# [WHAT YOU SHOULD DO]
Each entry must be given again exactly; images do not belong in the copy.

# [STORED DATA]
>>>>
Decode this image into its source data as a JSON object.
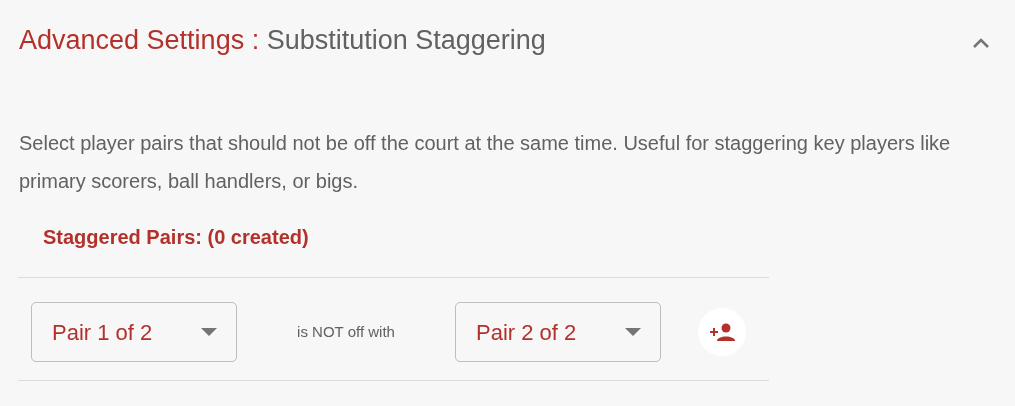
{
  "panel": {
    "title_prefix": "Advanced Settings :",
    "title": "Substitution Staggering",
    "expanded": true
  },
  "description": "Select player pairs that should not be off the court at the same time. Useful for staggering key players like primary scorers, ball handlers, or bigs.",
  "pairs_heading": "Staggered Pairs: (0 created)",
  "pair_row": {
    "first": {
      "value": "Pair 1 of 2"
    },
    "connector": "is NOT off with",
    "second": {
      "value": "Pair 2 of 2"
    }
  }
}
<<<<
# [SOLUTION FOR THIS EXERCISE]
Decode this image into its source data as a JSON object.
{
  "panel": {
    "title_prefix": "Advanced Settings :",
    "title": "Substitution Staggering",
    "expanded": true
  },
  "description": "Select player pairs that should not be off the court at the same time. Useful for staggering key players like primary scorers, ball handlers, or bigs.",
  "pairs_heading": "Staggered Pairs: (0 created)",
  "pair_row": {
    "first": {
      "value": "Pair 1 of 2"
    },
    "connector": "is NOT off with",
    "second": {
      "value": "Pair 2 of 2"
    }
  }
}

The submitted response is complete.